(Supplied entries Opens)

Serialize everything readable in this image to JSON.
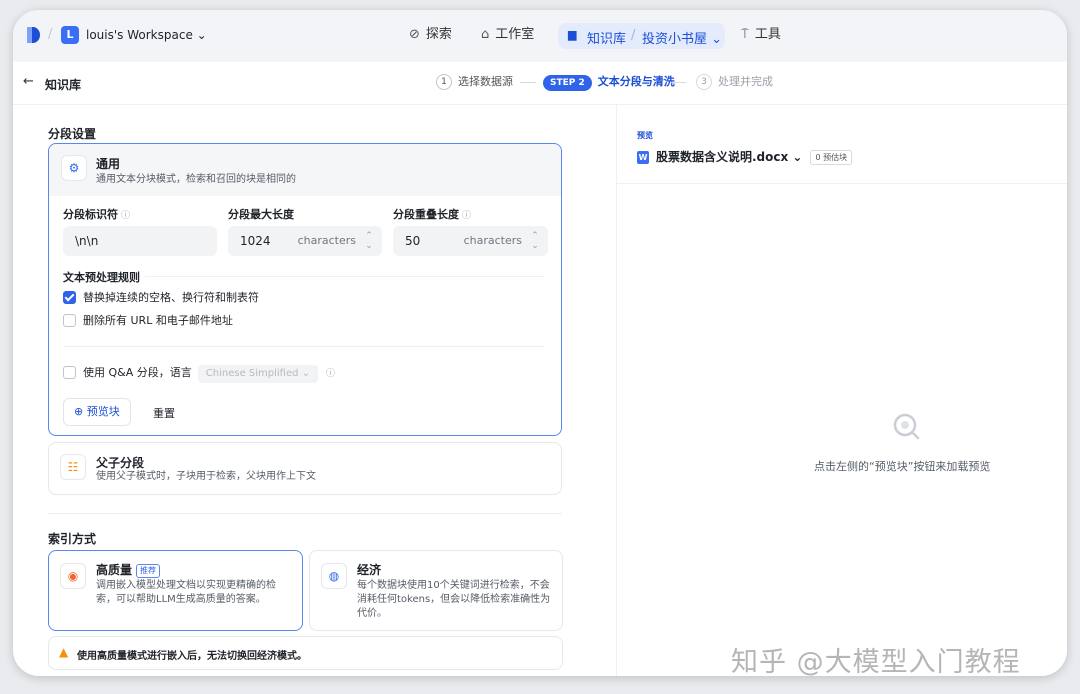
{
  "topbar": {
    "workspace_initial": "L",
    "workspace_name": "louis's Workspace ⌄",
    "nav_explore": "探索",
    "nav_studio": "工作室",
    "nav_knowledge": "知识库",
    "nav_dataset": "投资小书屋 ⌄",
    "nav_tools": "工具"
  },
  "subbar": {
    "title": "知识库",
    "step1_num": "1",
    "step1_label": "选择数据源",
    "step2_pill": "STEP 2",
    "step2_label": "文本分段与清洗",
    "step3_num": "3",
    "step3_label": "处理并完成"
  },
  "segment": {
    "section_title": "分段设置",
    "general_title": "通用",
    "general_desc": "通用文本分块模式，检索和召回的块是相同的",
    "identifier_label": "分段标识符",
    "identifier_value": "\\n\\n",
    "max_len_label": "分段最大长度",
    "max_len_value": "1024",
    "max_len_unit": "characters",
    "overlap_label": "分段重叠长度",
    "overlap_value": "50",
    "overlap_unit": "characters",
    "rules_title": "文本预处理规则",
    "rule1": "替换掉连续的空格、换行符和制表符",
    "rule2": "删除所有 URL 和电子邮件地址",
    "qa_label": "使用 Q&A 分段，语言",
    "qa_lang": "Chinese Simplified ⌄",
    "preview_button": "预览块",
    "reset_button": "重置",
    "parent_title": "父子分段",
    "parent_desc": "使用父子模式时，子块用于检索，父块用作上下文"
  },
  "index": {
    "section_title": "索引方式",
    "hq_title": "高质量",
    "hq_tag": "推荐",
    "hq_desc1": "调用嵌入模型处理文档以实现更精确的检",
    "hq_desc2": "索，可以帮助LLM生成高质量的答案。",
    "eco_title": "经济",
    "eco_desc1": "每个数据块使用10个关键词进行检索，不会",
    "eco_desc2": "消耗任何tokens，但会以降低检索准确性为",
    "eco_desc3": "代价。",
    "warning": "使用高质量模式进行嵌入后，无法切换回经济模式。"
  },
  "preview": {
    "label": "预览",
    "file_name": "股票数据含义说明.docx ⌄",
    "chunk_count": "0 预估块",
    "empty_text": "点击左侧的“预览块”按钮来加载预览"
  },
  "watermark": "知乎 @大模型入门教程",
  "colors": {
    "accent": "#2f63ea",
    "selected_border": "#5a86f0",
    "warning": "#f79009"
  }
}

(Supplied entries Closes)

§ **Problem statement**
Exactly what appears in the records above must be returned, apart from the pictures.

§ **Exercise result**
Serialize everything readable in this image to JSON.
{
  "topbar": {
    "workspace_initial": "L",
    "workspace_name": "louis's Workspace ⌄",
    "nav_explore": "探索",
    "nav_studio": "工作室",
    "nav_knowledge": "知识库",
    "nav_dataset": "投资小书屋 ⌄",
    "nav_tools": "工具"
  },
  "subbar": {
    "title": "知识库",
    "step1_num": "1",
    "step1_label": "选择数据源",
    "step2_pill": "STEP 2",
    "step2_label": "文本分段与清洗",
    "step3_num": "3",
    "step3_label": "处理并完成"
  },
  "segment": {
    "section_title": "分段设置",
    "general_title": "通用",
    "general_desc": "通用文本分块模式，检索和召回的块是相同的",
    "identifier_label": "分段标识符",
    "identifier_value": "\\n\\n",
    "max_len_label": "分段最大长度",
    "max_len_value": "1024",
    "max_len_unit": "characters",
    "overlap_label": "分段重叠长度",
    "overlap_value": "50",
    "overlap_unit": "characters",
    "rules_title": "文本预处理规则",
    "rule1": "替换掉连续的空格、换行符和制表符",
    "rule2": "删除所有 URL 和电子邮件地址",
    "qa_label": "使用 Q&A 分段，语言",
    "qa_lang": "Chinese Simplified ⌄",
    "preview_button": "预览块",
    "reset_button": "重置",
    "parent_title": "父子分段",
    "parent_desc": "使用父子模式时，子块用于检索，父块用作上下文"
  },
  "index": {
    "section_title": "索引方式",
    "hq_title": "高质量",
    "hq_tag": "推荐",
    "hq_desc1": "调用嵌入模型处理文档以实现更精确的检",
    "hq_desc2": "索，可以帮助LLM生成高质量的答案。",
    "eco_title": "经济",
    "eco_desc1": "每个数据块使用10个关键词进行检索，不会",
    "eco_desc2": "消耗任何tokens，但会以降低检索准确性为",
    "eco_desc3": "代价。",
    "warning": "使用高质量模式进行嵌入后，无法切换回经济模式。"
  },
  "preview": {
    "label": "预览",
    "file_name": "股票数据含义说明.docx ⌄",
    "chunk_count": "0 预估块",
    "empty_text": "点击左侧的“预览块”按钮来加载预览"
  },
  "watermark": "知乎 @大模型入门教程",
  "colors": {
    "accent": "#2f63ea",
    "selected_border": "#5a86f0",
    "warning": "#f79009"
  }
}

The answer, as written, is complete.